Better known for its big, badass, Chrysler big-block-powered Interceptor coupe, Jensen also took a stab at the roadster market in the early ’70s with a little help from Donald Healey and Lotus. Healey oversaw the car’s development, and Lotus supplied their two-liter 907 engine, the first mass-produced DOHC sixteen-valve four. This one, with its two big sexy Dell’Orto side-draft carbs, appears to be a European-spec car, or have been retrofitted.
The seller says this engine was running as recently as November, but it’s not like you can just hop in and fire it up and drive off; the brake master cylinder is completely missing. Luckily, from what I’ve read, it’s the same master cylinder as a Triumph TR6, so a replacement is easy to get. Hopefully the brake lines haven’t been sitting open to the elements since November; that could be a bigger problem.
The rest of the car is scruffy, but not unreasonably so for a nearly fifty-year-old British car. The upholstery is shot, the dash is cracked, but it’s all there. The center console and some other interior bits have been removed, but they’re included.
[Editor’s Note: Those are the same taillights used on the Reliant Scimitar GTE! — JT]
What doesn’t appear to be included are the bumpers. If this is a European-market car, it should have the thin chrome bumpers on it instead of the big heavy rubber battering rams of the US model; I’m not sure why you’d take the chrome ones off. It does look pretty good without the bumpers, though. The paint is still shiny too, and I don’t see any glaring signs of rust. It also includes the factory hardtop, and is that a roll bar I see peeking out of the back window?

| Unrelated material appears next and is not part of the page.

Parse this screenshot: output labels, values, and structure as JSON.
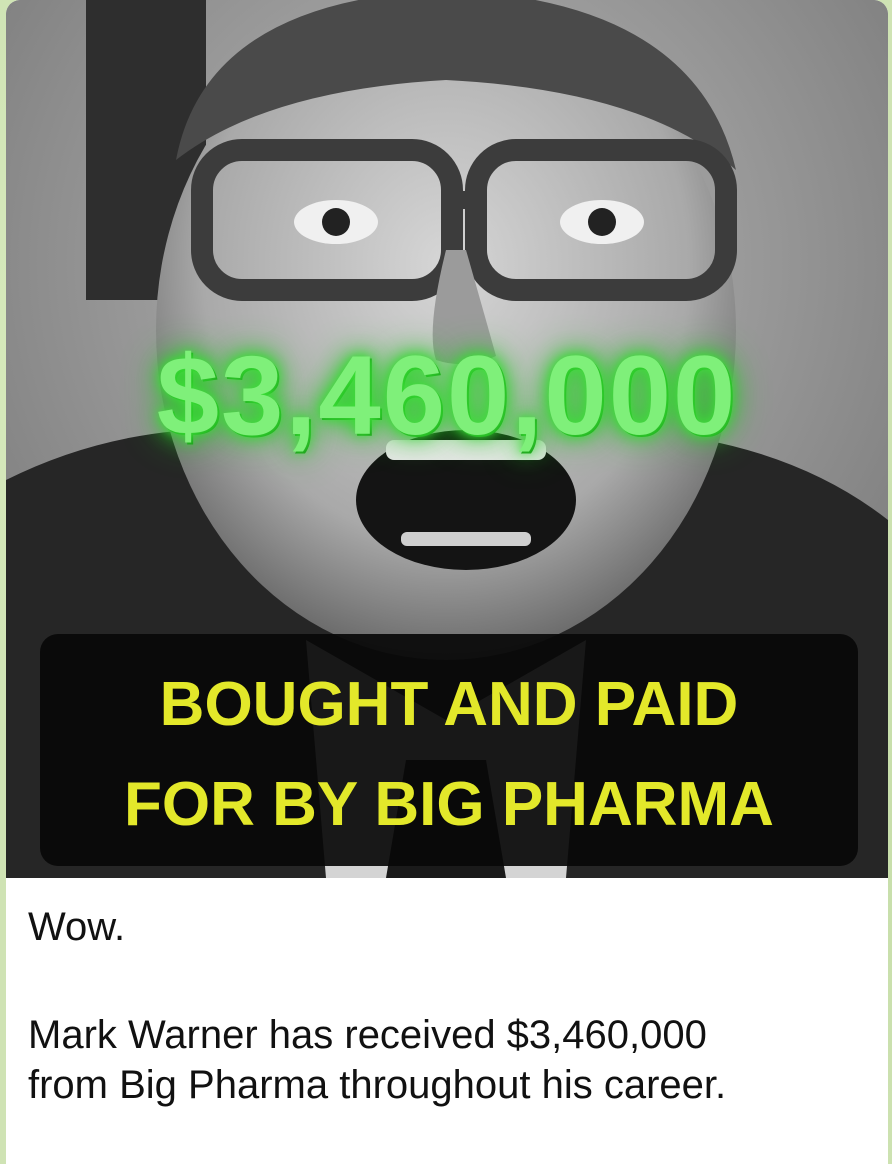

Engine/drivetrain: 1.8 liter dual overhead cam inline 4, five-speed manual, FWD
Location: South Euclid, OH
Odometer reading: 219,000 miles

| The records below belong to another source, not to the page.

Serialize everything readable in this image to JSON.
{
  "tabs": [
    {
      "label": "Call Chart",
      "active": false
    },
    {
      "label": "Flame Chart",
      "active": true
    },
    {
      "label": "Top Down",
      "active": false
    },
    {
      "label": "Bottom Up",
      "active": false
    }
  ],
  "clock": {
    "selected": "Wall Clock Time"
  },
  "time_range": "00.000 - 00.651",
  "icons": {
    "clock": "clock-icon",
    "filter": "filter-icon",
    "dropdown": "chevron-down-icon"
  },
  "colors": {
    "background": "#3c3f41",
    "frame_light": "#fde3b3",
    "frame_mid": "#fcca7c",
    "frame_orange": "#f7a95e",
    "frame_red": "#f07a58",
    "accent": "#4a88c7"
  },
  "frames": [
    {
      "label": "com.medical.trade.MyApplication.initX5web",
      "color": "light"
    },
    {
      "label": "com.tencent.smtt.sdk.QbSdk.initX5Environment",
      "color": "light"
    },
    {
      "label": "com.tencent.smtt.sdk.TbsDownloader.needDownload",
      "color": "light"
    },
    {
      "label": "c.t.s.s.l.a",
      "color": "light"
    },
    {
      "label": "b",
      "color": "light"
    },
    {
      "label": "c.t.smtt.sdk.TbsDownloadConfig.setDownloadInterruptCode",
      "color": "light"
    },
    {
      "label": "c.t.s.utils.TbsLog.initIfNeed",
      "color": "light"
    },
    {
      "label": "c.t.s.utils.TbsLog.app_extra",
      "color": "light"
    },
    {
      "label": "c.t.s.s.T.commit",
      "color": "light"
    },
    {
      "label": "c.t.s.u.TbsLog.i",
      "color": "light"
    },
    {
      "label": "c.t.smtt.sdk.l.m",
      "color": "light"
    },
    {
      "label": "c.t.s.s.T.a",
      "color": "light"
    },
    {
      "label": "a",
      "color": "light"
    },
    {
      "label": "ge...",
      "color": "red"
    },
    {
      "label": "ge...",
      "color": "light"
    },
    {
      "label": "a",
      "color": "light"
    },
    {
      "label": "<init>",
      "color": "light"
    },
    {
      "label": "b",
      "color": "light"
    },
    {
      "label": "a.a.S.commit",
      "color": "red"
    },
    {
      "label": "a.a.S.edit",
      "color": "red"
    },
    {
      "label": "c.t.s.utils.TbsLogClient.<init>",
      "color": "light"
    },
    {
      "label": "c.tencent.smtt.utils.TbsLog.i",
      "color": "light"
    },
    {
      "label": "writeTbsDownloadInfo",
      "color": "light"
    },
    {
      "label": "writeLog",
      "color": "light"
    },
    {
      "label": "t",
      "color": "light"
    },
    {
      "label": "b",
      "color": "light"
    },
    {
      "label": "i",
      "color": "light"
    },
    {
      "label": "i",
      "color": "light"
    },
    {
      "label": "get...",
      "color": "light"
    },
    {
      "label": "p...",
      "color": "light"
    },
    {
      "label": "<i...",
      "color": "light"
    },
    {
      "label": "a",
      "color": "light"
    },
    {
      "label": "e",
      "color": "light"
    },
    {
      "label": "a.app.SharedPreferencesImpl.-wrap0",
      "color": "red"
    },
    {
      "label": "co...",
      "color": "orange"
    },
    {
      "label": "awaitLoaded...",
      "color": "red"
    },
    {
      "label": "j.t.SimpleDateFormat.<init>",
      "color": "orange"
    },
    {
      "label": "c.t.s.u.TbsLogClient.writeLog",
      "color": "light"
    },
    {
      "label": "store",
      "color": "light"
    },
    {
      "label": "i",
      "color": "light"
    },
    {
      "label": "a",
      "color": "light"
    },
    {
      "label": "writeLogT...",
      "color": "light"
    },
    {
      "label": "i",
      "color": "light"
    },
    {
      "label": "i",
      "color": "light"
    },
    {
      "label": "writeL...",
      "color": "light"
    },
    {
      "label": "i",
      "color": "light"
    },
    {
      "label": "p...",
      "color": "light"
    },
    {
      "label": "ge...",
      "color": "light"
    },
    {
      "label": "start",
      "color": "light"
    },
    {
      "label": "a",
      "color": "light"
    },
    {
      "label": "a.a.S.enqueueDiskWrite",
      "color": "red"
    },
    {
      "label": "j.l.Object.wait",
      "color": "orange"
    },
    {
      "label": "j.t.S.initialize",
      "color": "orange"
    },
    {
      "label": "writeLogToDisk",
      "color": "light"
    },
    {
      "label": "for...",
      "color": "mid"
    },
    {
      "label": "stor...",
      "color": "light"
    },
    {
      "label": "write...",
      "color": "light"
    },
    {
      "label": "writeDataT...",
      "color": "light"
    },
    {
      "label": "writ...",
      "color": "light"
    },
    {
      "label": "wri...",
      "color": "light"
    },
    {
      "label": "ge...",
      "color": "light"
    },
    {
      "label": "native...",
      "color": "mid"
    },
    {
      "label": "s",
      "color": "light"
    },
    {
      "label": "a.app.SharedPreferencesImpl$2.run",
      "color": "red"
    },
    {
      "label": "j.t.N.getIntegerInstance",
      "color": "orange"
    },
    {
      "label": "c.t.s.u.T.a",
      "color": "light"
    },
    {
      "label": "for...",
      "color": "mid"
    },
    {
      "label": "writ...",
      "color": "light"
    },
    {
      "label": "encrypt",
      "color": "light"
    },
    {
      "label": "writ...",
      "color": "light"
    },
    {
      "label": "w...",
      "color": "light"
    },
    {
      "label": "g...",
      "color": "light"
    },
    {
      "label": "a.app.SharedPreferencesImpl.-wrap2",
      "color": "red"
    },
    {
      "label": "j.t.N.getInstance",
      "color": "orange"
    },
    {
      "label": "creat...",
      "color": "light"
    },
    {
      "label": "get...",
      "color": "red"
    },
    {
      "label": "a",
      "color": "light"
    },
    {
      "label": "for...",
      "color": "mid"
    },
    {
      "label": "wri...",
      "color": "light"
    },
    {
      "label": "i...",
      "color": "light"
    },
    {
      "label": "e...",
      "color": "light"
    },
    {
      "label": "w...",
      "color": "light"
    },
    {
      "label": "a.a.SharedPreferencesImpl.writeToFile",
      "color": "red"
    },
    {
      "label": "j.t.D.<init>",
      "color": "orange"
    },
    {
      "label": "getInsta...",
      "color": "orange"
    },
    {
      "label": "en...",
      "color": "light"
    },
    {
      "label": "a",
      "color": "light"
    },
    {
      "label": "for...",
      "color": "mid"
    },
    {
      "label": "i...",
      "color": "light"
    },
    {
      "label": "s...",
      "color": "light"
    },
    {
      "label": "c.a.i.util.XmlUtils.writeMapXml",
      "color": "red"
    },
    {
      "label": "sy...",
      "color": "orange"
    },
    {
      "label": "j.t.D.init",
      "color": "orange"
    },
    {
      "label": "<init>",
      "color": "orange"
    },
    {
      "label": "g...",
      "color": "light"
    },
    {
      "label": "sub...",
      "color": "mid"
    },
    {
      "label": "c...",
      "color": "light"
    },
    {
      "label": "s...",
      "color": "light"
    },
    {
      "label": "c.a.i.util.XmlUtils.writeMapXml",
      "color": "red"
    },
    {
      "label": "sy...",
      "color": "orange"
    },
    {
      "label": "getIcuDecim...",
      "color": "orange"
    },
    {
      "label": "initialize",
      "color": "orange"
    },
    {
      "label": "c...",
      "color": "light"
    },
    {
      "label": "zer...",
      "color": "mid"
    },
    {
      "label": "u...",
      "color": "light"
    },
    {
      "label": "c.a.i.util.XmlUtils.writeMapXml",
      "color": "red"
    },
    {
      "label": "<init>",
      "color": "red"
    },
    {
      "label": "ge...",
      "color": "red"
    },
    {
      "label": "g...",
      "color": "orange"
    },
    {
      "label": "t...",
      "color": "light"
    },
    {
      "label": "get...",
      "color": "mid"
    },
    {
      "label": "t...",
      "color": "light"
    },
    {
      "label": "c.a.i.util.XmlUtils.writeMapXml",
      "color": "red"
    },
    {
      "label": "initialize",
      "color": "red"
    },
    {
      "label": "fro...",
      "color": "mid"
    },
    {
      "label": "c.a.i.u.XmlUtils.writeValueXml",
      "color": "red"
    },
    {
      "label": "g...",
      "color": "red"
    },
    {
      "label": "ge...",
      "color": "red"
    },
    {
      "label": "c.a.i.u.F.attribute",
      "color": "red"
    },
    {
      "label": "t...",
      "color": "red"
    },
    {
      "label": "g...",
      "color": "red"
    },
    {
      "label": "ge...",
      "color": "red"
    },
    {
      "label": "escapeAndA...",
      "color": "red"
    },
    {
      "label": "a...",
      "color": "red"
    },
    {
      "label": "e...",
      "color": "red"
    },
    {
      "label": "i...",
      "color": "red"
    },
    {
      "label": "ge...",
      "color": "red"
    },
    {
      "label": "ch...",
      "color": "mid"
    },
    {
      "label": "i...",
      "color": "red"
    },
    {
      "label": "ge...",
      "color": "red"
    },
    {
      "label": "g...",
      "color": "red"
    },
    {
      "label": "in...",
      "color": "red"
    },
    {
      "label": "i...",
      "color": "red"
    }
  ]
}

Nobody seeme to be able to agree on the definition of a “sports car.” Most would agree that two doors and a manual transmission are requirements; some would argue that front-wheel-drive is an automatic disqualifier. Others go much further and state that a real sports car doesn’t even have roll-up windows. (These folks can be seen making brief outings in their Morgans and MG TDs before spending months in the garage fixing things.) But as hard as it is to define what a sports car is, it’s sometimes easy to tell what it isn’t. And that’s the Toyota Celica. Sporty coupe? Sure. But real honest-to-goodness sports car? Nope.

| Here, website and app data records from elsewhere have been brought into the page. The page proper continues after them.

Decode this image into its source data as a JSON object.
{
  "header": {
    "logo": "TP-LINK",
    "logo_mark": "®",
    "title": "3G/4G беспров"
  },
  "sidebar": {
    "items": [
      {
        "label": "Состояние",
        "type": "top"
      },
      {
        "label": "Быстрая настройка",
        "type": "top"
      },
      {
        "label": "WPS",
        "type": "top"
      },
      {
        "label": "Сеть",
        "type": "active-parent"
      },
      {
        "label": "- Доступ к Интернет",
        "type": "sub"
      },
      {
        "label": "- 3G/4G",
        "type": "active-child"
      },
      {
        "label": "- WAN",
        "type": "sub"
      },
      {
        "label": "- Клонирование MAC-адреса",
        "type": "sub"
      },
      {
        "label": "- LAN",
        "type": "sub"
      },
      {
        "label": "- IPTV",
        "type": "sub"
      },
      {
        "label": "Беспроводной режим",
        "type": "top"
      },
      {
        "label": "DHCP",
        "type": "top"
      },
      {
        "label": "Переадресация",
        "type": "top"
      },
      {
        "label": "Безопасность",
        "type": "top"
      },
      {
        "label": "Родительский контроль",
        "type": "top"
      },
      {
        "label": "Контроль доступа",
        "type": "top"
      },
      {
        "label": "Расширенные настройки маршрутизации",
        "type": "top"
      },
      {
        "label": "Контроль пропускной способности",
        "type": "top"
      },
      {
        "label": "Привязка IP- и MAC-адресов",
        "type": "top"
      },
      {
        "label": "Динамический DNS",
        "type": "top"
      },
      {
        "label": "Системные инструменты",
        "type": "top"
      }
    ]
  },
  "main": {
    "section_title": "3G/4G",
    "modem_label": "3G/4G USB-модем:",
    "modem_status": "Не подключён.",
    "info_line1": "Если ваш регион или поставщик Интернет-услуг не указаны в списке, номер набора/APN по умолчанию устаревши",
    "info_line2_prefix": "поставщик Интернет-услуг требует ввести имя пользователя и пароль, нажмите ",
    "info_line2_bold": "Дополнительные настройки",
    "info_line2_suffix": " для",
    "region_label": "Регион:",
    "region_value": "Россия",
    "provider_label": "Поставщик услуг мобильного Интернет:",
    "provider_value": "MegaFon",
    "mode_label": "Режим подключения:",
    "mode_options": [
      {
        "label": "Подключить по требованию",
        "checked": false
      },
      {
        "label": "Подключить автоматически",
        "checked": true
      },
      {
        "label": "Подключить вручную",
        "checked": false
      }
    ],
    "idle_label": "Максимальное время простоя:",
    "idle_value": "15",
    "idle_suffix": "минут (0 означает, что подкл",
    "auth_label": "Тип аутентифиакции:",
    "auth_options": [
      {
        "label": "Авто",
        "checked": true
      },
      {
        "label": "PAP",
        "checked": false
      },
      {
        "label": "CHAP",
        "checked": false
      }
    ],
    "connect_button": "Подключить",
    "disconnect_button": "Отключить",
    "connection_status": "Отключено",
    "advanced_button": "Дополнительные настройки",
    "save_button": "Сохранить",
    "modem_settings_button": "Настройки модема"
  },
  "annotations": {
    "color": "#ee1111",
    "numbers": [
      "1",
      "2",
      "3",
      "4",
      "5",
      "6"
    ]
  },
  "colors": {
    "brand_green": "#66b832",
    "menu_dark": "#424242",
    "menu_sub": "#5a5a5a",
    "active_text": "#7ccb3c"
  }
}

This is the Celica’s swan song, the final iteration of a nameplate that started way back in 1971. It started out as sort of a “Japanese Mustang,” but parted ways from the American pony car in 1986 when it switched to front-wheel-drive. The Celica never was a fire-breather, but throughout its life the GT model was always just a little bit faster. In this case, that means a 2ZZ-GE 1.8 liter four with variable valve timing and lift, and a very un-Toyota-like thirst for oil.
The seller says this one runs and drives well, but doesn’t really elaborate. If it has passed 200,000 miles, that means someone has taken care of it and stayed on top of the oil consumption. It also means it hasn’t been abused or raced like so many of these were. Some engines can take a little abuse and high-revving. This isn’t one of them.
Cosmetically, it’s all right, I guess, but having spent sixteen years away from Rust Belt winters, I look at the crispiness around the rear wheel of this car and am appalled. But then I remember that everything rusts in the midwest, and this one isn’t even all that bad yet. The interior looks all right, but it could use a good cleaning.
There you have it: two twin-cam inline fours, installed in two swoopy two-door cars. One needs some work to get back on the road, and the other is a workhorse of a commuter. One is mundane and mass-produced on an assembly line, and the other is rare enough to almost be called exotic. Which one is more your speed?
(Image credits: Craigslist seller)